Background: A clinically relevant bleeding diathesis is a frequent diagnostic challenge, which sometimes remains unexplained despite extensive investigations. The aim of our work was to evaluate the diagnostic utility of functional platelet testing by flow cytometry in this context.
Methods: In case of negative results after standard laboratory workup, flow cytometric analysis (FCA) of platelet function was done. We performed analysis of surface glycoproteins Ibα, IIb, IIIa; P-selectin expression and PAC-1 binding after graded doses of ADP, collagen, and thrombin; content/secretion of dense granules; and ability to generate procoagulant platelets.
Results: Of 437 patients investigated with standard tests between January 2007 and December 2011, we identified 67 (15.3%) with high bleeding scores and nondiagnostic standard laboratory workup including platelet aggregation studies. Among these patients, FCA revealed some potentially causative platelet defects: decreased dense granule content/secretion (n = 13); decreased α-granule secretion induced by ADP (n = 10), convulxin (n = 4), or thrombin (n = 3); decreased fibrinogen receptor activation induced by ADP (n = 11), convulxin (n = 11), or thrombin (n = 8); and decreased generation of COAT platelets, that is, highly procoagulant platelets induced by simultaneous activation with collagen and thrombin (n = 16).

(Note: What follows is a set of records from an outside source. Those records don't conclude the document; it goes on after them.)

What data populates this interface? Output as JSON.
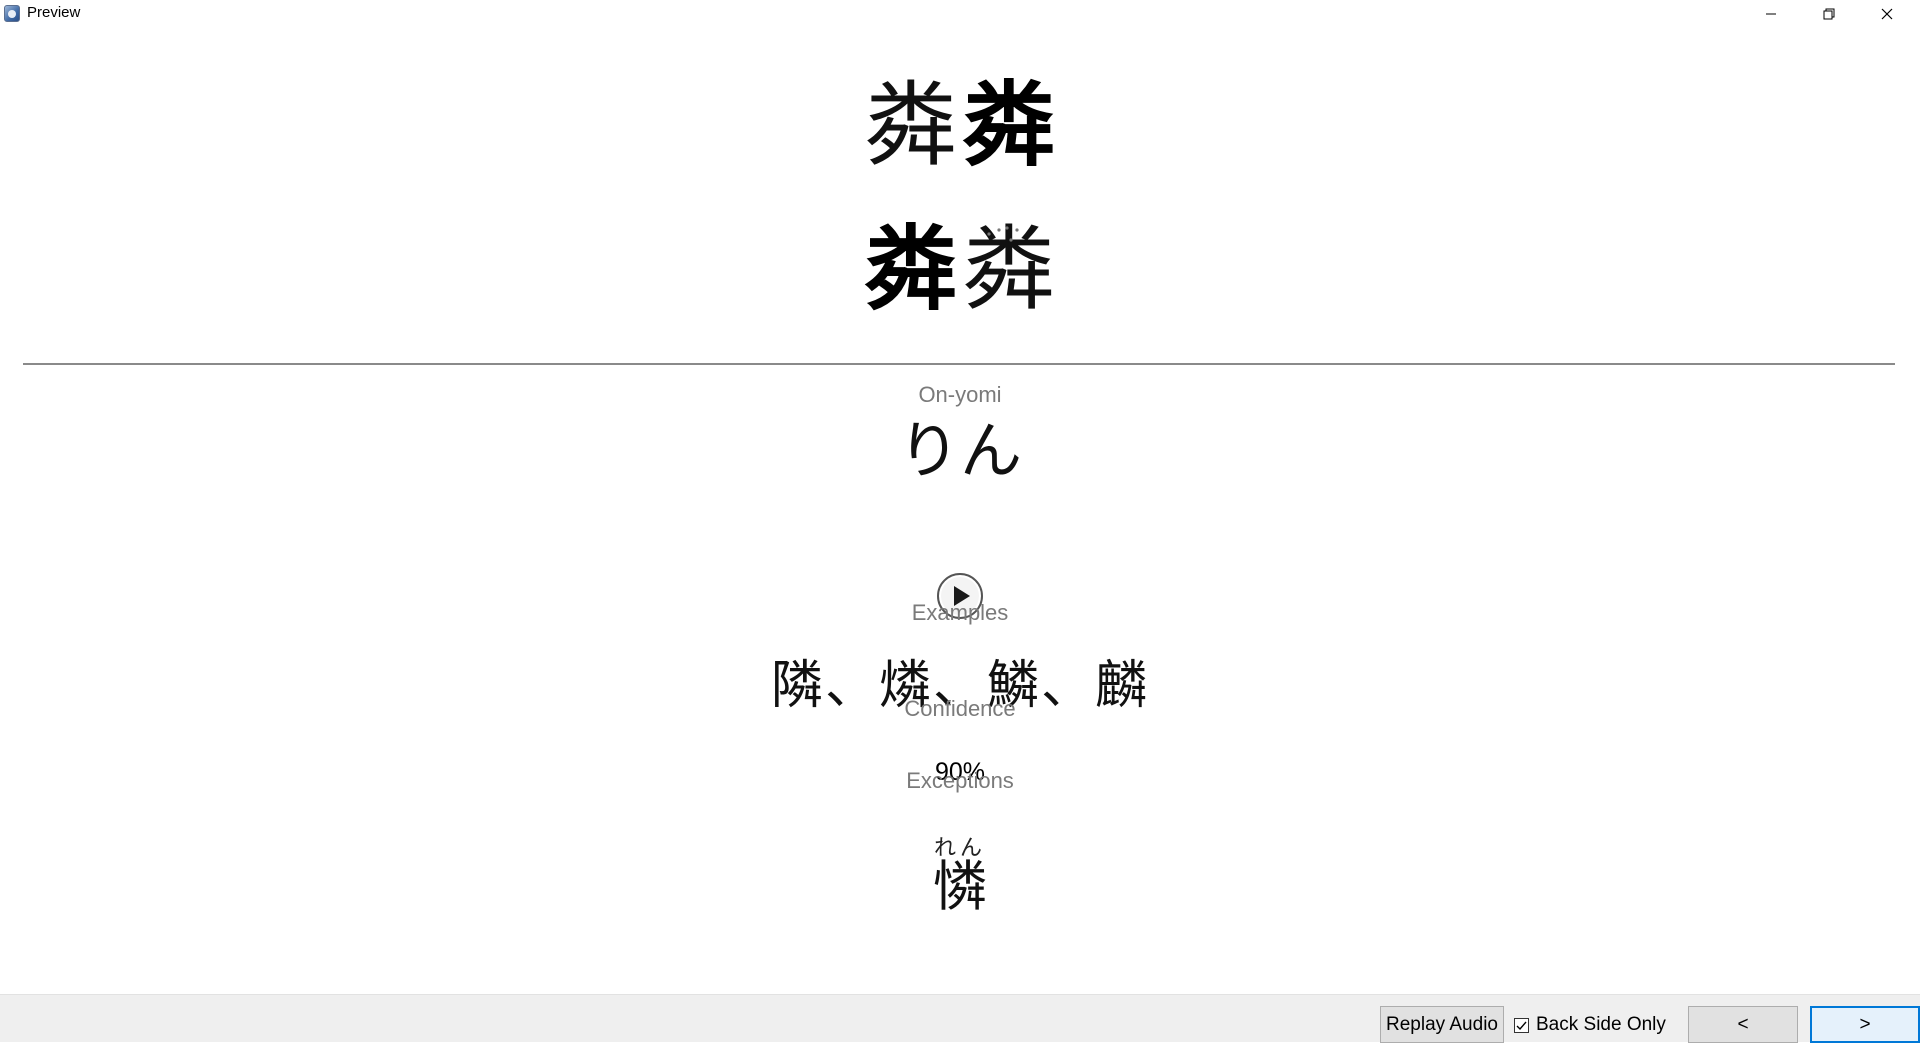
{
  "window": {
    "title": "Preview",
    "icon": "app-icon",
    "controls": [
      "minimize-icon",
      "restore-icon",
      "close-icon"
    ]
  },
  "card": {
    "kanji_row_1": [
      "粦",
      "粦"
    ],
    "kanji_row_2": [
      "粦",
      "粦"
    ],
    "onyomi_label": "On-yomi",
    "onyomi": "りん",
    "examples_label": "Examples",
    "examples": "隣、燐、鱗、麟",
    "confidence_label": "Confidence",
    "confidence": "90%",
    "exceptions_label": "Exceptions",
    "exception_reading": "れん",
    "exception_kanji": "憐"
  },
  "toolbar": {
    "replay_label": "Replay Audio",
    "back_side_only_label": "Back Side Only",
    "back_side_only_checked": true,
    "prev_label": "<",
    "next_label": ">"
  }
}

Conclusion: Our work confirms that storage pool defects are frequent in patients with a bleeding diathesis and normal coagulation and platelet aggregations studies. Additionally, FCA is able to identify discrete platelet activation defects. In particular, we show for the first time that a relevant proportion of these patients has an isolated impaired ability to generate COAT platelets--a conceptually new defect in platelet procoagulant activity, which is missed by conventional laboratory workup.

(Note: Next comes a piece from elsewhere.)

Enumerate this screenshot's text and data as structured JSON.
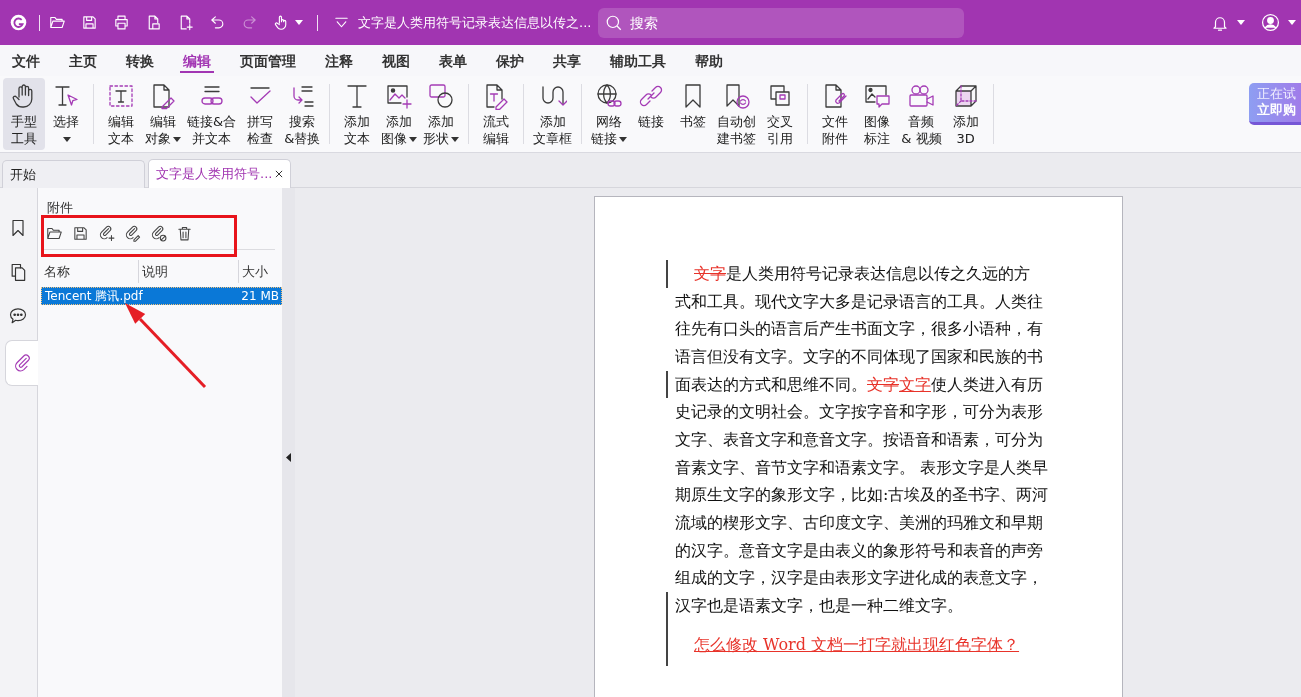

Keywords: COAT platelets; bleeding diathesis; bleeding scoring system; flow cytometry; platelet aggregation; platelet function.
© 2014 Clinical Cytometry Society.